**The task:** In the material below, the lines containing the word "sample" are required; copy each of them.
(Exercise input)
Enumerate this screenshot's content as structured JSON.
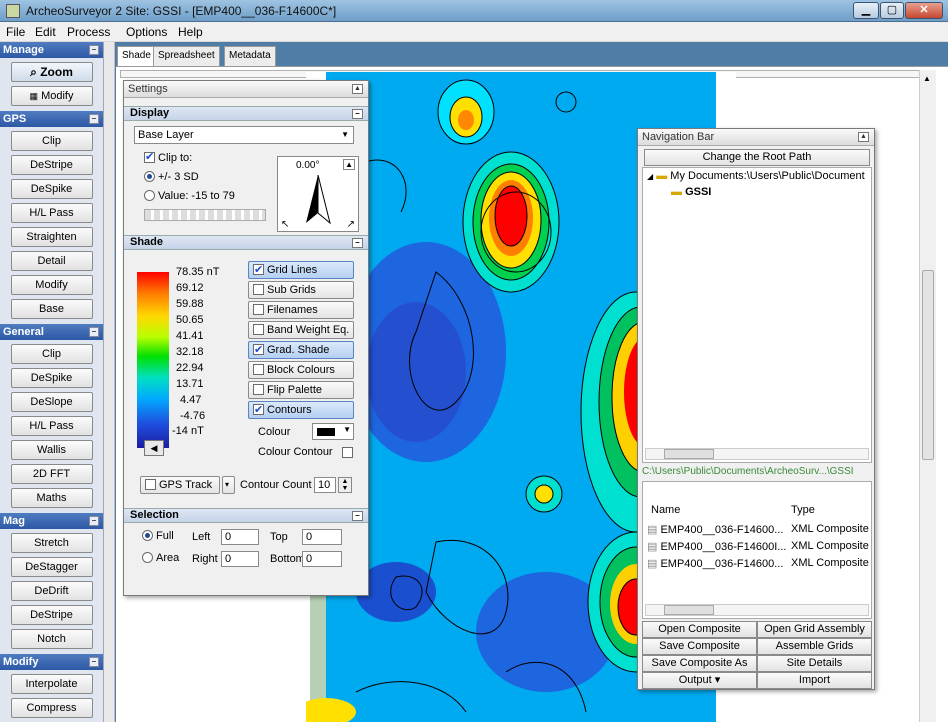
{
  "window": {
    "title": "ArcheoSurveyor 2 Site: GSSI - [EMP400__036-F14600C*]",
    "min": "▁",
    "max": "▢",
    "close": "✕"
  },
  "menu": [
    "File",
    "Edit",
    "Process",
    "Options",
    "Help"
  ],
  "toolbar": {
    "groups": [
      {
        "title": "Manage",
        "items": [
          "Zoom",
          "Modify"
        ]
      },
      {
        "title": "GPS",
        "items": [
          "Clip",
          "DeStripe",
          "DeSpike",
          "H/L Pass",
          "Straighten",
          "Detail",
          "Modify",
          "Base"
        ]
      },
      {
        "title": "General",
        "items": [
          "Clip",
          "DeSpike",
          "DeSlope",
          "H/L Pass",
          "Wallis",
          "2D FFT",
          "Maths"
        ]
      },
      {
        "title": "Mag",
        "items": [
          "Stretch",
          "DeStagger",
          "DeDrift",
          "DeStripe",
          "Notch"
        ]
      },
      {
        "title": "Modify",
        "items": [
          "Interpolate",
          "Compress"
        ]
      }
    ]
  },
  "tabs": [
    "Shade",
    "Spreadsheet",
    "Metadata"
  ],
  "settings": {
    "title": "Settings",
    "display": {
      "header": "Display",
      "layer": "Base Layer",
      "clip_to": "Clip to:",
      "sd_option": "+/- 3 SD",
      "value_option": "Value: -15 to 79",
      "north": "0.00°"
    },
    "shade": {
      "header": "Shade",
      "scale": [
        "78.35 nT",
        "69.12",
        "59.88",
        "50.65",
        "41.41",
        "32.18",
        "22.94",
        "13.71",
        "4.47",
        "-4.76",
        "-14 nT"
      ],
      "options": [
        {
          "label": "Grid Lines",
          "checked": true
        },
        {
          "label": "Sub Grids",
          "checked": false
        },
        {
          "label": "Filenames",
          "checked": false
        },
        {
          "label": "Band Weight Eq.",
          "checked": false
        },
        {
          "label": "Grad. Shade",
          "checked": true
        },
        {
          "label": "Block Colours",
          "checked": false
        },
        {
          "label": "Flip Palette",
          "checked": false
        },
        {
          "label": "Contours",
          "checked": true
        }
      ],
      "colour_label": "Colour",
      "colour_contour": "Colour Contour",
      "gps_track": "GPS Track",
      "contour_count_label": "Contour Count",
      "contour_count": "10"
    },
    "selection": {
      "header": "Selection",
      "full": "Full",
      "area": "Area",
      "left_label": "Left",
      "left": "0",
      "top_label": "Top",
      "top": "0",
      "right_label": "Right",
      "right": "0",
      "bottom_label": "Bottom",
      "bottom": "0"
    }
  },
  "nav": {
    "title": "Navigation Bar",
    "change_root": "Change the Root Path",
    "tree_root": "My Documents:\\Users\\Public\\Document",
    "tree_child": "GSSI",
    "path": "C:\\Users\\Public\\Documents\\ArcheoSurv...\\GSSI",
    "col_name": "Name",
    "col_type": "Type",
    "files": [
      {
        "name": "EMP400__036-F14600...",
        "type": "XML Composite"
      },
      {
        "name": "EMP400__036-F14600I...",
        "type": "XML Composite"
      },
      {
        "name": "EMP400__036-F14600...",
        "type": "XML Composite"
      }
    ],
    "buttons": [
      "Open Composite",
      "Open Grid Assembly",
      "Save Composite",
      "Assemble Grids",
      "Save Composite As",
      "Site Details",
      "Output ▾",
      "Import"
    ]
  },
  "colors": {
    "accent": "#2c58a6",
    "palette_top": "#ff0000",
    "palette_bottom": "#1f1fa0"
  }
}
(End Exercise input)
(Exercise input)
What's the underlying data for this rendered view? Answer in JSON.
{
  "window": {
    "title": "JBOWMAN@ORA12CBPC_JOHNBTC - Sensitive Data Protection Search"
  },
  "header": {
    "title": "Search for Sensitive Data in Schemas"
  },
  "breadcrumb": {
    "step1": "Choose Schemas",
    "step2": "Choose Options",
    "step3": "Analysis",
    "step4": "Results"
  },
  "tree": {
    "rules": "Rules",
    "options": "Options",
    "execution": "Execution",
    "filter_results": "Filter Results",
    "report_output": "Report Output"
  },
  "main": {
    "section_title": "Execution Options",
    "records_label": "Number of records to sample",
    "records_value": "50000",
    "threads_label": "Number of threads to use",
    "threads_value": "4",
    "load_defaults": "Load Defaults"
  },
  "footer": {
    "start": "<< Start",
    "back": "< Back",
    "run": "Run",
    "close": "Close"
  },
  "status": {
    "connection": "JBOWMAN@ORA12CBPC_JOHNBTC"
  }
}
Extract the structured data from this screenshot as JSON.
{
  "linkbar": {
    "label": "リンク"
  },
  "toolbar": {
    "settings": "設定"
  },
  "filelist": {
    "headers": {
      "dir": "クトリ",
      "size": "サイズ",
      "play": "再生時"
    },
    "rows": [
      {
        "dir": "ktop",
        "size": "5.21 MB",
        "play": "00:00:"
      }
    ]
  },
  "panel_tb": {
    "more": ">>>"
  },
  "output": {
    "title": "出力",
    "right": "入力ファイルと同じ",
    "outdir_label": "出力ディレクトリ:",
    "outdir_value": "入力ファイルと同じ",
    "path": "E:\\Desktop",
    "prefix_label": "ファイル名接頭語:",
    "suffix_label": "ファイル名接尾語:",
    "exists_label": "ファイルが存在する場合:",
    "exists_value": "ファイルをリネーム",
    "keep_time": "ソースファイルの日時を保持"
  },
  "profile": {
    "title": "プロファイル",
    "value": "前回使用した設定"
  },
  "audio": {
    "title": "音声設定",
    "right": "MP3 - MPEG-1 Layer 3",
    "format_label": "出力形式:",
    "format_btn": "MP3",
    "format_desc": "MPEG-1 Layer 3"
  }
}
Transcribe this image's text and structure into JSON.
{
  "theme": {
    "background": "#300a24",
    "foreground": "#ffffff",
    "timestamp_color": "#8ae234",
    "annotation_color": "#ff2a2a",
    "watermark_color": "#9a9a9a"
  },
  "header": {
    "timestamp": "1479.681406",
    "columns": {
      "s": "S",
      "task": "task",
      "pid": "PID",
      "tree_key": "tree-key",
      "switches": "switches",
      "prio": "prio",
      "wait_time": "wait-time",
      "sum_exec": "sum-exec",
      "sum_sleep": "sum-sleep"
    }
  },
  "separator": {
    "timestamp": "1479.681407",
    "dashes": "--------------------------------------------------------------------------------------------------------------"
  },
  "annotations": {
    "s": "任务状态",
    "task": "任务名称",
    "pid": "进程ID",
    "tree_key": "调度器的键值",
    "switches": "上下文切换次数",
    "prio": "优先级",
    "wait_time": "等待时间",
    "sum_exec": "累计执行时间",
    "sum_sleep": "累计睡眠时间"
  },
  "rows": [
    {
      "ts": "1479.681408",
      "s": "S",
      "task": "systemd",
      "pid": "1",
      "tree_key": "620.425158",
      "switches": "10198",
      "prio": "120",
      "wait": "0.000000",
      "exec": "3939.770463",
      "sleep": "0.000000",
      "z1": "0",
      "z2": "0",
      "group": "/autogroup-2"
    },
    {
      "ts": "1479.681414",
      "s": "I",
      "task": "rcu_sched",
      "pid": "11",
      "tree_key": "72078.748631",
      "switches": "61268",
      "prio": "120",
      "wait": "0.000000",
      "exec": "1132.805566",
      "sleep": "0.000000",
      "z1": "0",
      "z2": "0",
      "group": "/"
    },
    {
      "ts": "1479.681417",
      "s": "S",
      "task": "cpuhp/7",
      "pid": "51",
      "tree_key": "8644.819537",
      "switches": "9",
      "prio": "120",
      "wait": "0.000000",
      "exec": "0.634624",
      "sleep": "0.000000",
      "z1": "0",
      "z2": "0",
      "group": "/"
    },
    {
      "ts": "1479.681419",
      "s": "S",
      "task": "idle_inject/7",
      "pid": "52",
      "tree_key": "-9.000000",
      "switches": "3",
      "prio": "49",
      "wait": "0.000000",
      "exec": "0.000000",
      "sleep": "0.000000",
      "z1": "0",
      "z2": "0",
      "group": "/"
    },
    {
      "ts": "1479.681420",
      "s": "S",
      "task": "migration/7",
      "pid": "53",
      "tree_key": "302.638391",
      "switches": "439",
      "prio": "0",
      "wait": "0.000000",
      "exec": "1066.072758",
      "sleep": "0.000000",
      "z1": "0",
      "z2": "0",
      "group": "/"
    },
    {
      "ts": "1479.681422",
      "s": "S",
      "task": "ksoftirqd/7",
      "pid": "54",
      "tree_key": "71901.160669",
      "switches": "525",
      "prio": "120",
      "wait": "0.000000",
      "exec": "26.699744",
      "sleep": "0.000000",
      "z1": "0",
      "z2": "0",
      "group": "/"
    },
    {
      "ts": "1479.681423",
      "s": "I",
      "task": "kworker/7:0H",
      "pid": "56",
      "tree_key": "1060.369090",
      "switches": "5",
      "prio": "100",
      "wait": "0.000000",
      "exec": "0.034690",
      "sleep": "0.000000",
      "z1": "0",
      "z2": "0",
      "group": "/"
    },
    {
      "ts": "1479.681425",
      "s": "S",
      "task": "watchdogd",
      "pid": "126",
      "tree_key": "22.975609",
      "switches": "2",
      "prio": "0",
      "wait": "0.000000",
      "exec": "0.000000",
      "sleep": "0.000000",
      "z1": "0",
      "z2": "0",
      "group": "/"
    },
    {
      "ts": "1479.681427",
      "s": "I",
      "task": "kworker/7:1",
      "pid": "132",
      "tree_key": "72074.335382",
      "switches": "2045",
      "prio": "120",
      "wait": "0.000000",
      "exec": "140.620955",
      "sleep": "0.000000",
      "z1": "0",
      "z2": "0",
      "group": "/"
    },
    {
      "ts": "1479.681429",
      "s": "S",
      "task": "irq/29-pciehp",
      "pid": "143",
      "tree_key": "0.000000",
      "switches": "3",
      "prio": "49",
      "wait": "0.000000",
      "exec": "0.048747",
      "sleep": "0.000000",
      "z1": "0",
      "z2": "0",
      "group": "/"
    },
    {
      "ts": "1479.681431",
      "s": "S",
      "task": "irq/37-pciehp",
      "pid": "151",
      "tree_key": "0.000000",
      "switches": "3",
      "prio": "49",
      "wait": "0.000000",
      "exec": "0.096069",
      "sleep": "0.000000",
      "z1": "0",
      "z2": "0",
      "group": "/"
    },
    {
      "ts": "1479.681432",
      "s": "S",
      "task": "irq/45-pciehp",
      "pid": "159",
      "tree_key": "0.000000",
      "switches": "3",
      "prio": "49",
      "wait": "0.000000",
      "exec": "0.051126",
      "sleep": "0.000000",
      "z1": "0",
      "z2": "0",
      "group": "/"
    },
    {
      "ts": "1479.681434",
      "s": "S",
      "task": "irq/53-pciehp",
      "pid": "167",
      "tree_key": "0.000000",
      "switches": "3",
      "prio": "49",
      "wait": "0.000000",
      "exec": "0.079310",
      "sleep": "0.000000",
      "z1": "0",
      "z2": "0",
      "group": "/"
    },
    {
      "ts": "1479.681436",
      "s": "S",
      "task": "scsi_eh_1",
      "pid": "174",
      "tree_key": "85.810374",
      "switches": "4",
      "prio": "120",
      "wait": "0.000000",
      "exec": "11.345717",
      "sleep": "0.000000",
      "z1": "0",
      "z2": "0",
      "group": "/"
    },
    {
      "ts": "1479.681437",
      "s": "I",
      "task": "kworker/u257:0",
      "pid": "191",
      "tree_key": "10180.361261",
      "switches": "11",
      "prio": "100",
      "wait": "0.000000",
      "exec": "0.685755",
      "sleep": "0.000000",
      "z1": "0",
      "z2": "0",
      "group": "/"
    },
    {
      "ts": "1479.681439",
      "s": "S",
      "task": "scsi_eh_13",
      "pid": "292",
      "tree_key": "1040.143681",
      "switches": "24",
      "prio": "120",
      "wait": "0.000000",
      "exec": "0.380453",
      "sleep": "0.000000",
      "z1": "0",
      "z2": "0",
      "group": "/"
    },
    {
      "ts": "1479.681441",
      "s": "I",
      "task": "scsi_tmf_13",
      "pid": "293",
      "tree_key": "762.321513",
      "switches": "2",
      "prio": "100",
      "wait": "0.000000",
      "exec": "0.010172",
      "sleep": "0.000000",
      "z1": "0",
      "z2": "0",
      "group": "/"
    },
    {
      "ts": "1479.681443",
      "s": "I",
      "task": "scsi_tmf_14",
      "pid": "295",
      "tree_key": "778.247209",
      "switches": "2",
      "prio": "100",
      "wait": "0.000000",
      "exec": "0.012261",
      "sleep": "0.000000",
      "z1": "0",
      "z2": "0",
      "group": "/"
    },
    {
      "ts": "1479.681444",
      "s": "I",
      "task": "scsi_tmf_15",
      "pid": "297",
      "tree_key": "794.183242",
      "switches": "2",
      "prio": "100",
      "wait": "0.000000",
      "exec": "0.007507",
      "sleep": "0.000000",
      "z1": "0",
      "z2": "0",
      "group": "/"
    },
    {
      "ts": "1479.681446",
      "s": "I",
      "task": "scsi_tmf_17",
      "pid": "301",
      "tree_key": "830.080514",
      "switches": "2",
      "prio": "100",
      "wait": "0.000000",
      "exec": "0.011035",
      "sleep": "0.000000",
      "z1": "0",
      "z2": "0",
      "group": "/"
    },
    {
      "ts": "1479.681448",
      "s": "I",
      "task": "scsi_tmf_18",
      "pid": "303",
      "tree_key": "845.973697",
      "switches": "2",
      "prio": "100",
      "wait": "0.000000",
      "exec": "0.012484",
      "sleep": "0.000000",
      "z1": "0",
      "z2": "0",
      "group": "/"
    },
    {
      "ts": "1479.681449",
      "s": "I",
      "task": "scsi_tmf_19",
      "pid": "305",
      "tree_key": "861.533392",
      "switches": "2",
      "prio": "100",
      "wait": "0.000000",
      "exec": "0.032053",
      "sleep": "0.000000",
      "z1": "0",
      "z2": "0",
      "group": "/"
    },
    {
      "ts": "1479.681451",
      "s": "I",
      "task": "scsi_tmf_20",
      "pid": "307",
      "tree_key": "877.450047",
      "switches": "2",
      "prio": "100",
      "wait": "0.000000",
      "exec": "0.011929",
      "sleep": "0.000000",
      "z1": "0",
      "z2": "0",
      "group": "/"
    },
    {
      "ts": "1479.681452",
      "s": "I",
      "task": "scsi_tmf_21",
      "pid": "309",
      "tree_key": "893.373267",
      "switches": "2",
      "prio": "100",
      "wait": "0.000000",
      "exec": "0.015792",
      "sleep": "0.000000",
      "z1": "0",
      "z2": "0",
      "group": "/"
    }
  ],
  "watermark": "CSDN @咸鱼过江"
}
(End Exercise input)
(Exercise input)
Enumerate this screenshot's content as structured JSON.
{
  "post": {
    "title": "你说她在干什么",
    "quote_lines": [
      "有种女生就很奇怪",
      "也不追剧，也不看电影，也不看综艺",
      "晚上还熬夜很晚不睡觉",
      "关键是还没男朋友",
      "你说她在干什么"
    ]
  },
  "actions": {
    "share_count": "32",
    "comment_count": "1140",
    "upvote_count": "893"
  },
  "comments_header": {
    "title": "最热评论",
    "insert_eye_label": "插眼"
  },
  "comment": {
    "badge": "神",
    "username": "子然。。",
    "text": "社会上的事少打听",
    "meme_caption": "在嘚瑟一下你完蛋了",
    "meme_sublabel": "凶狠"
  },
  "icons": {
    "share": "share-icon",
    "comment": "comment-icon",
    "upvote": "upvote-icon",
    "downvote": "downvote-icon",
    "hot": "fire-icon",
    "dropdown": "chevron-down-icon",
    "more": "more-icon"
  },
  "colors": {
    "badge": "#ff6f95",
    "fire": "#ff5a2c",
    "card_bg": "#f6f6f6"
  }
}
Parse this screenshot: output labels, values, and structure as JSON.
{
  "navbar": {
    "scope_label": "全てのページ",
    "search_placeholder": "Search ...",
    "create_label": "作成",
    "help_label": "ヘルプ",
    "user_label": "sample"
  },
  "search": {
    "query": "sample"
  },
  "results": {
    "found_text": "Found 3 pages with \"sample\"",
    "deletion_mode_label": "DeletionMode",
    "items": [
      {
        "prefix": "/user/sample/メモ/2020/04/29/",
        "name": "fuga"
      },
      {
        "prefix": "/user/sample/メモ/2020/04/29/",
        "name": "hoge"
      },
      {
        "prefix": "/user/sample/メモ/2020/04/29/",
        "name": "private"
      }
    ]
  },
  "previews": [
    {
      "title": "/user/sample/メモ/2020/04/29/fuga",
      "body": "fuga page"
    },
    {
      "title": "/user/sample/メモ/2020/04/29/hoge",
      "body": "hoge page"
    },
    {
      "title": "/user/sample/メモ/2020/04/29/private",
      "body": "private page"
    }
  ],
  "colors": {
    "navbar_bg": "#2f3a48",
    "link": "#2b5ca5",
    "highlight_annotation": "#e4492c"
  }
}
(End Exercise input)
**Exercise answer:**
    "records_label": "Number of records to sample",
    "user_label": "sample"
    "query": "sample"
    "found_text": "Found 3 pages with \"sample\"",
        "prefix": "/user/sample/メモ/2020/04/29/",
        "prefix": "/user/sample/メモ/2020/04/29/",
        "prefix": "/user/sample/メモ/2020/04/29/",
      "title": "/user/sample/メモ/2020/04/29/fuga",
      "title": "/user/sample/メモ/2020/04/29/hoge",
      "title": "/user/sample/メモ/2020/04/29/private",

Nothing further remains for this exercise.